AI chatbots in unsupervised assessment

TU Delft Assessment Taskforce has created practical guidelines on how lecturers can deal with the influence of AI chatbots on unsupervised assessments and what mitigating measures can be taken. In June 2023, the Special Interest Group AI & Assessment updated the guidelines.

The possibilities of AI chatbots in assessment require further investigation. A group of AI experts carried out a risk analysis of AI chatbots on assessment (Special Interest Group AI & Assessment, SIG AI&A). This page was last updated on 13 June 2023, based on input of the SIG AI&A.

About AI tools

AI tools like the chatbot ‘chatGPT’ can produce convincing answers to certain questions, depending on their nature. However, their output is not always reliable: outputs can contain convincingly presented factual errors (so-called hallucinations). Furthermore, their training data can be outdated. For example, ChatGPT currently uses training data up to September 2021, whereas others (such as Bing) do have access to recent data. It is also important to note that most chatbots do not list their resources (Bing Chat does, though). 

On the positive side, chatbots can help with: 

  1. Checking grammar, spelling, and references in a text
  2. Generating ideas by listing information from different sources in an accessible way
  3. Giving feedback
  4. Summarising or expanding texts and concepts
  5. Coding in a wide variety of computer languages

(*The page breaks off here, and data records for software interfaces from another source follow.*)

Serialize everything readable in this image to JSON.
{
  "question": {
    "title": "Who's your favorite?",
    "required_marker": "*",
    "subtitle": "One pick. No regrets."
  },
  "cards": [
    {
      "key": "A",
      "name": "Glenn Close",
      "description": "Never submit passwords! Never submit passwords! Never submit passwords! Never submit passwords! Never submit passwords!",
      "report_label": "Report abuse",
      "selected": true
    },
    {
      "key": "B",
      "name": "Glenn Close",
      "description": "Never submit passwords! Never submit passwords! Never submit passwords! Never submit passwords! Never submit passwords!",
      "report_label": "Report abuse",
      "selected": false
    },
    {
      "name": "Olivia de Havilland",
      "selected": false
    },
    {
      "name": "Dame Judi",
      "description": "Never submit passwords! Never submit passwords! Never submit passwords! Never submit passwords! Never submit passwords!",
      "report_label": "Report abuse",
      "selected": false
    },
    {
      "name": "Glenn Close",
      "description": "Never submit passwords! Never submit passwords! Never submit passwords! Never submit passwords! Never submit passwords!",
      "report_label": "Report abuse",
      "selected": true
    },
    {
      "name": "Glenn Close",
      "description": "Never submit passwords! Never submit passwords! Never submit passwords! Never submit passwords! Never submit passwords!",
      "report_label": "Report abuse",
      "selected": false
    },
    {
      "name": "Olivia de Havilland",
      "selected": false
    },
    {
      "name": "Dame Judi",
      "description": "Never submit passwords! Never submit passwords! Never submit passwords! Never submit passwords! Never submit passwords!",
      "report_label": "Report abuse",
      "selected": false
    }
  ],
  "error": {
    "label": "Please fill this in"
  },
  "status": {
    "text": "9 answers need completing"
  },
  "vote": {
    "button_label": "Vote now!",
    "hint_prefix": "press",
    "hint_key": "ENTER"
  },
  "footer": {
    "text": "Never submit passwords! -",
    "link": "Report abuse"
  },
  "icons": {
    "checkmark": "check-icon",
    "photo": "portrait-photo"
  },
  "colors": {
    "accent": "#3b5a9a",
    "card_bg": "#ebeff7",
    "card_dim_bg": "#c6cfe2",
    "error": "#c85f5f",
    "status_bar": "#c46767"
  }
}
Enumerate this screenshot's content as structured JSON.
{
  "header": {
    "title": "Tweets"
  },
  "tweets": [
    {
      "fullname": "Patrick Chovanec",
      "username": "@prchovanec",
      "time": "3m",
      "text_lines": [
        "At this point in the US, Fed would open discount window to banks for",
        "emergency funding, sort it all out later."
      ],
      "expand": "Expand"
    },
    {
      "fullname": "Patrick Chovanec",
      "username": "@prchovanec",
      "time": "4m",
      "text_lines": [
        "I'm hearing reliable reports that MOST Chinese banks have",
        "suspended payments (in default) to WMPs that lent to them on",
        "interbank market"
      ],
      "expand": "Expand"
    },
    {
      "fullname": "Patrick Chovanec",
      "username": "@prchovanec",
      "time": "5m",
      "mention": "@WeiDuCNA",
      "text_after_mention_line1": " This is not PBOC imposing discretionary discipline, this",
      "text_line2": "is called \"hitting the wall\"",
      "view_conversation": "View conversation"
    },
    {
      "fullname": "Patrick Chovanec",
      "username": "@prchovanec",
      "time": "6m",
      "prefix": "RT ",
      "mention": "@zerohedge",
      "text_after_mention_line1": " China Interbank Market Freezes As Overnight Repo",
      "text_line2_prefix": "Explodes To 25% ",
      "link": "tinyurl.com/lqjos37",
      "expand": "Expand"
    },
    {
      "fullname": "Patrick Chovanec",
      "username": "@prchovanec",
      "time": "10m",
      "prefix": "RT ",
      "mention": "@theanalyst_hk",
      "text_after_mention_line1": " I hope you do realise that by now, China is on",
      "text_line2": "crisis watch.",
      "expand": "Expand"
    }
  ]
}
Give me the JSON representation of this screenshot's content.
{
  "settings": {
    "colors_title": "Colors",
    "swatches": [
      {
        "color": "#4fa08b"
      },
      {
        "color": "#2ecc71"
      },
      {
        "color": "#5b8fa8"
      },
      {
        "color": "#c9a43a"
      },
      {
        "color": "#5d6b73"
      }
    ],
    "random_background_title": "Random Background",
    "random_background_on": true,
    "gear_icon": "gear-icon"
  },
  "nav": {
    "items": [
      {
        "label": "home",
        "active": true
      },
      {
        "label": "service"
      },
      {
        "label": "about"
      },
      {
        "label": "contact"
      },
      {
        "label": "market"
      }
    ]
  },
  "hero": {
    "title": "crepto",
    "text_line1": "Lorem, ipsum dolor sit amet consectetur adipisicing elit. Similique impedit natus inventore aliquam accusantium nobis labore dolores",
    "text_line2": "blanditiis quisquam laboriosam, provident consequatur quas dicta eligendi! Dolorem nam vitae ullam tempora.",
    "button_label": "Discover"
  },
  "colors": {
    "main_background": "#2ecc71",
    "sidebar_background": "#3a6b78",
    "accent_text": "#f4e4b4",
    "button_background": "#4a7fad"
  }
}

Use by lecturers for assessments: AI chatbots can help lecturers in creating assessments (including different versions of an assignment), answer models, and rubrics. 

How to assess assignments and projects

Invigilated exams versus assignments and projects

During classical written exams and digital exams in the TUD secure exam environment, students do not have access to the internet, and therefore your students cannot access online AI tools. The same holds for oral exams that are held on campus.

On the other hand, if students work on assignments (exam-like or other) outside an exam hall and without invigilators (Dutch: surveillanten), the use of AI tools cannot be prevented.

Advice for fraud prevention in (non-invigilated) assessment